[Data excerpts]
· · · ·

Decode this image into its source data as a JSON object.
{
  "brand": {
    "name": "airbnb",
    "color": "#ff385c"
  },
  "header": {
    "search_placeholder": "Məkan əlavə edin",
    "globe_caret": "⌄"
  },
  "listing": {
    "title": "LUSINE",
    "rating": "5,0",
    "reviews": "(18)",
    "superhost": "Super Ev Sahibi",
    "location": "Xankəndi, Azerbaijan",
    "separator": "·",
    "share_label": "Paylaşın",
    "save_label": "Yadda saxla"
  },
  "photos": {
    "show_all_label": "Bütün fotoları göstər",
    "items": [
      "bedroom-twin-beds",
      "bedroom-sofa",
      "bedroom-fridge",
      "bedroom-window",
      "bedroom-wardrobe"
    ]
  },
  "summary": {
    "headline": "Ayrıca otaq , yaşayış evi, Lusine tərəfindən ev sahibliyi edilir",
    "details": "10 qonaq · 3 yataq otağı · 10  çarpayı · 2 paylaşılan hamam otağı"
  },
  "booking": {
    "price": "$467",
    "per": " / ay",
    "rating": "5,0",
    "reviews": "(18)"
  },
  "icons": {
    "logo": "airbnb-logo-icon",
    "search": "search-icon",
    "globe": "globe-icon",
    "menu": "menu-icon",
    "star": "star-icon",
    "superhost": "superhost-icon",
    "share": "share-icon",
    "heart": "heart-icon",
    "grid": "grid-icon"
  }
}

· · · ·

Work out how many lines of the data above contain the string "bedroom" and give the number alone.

5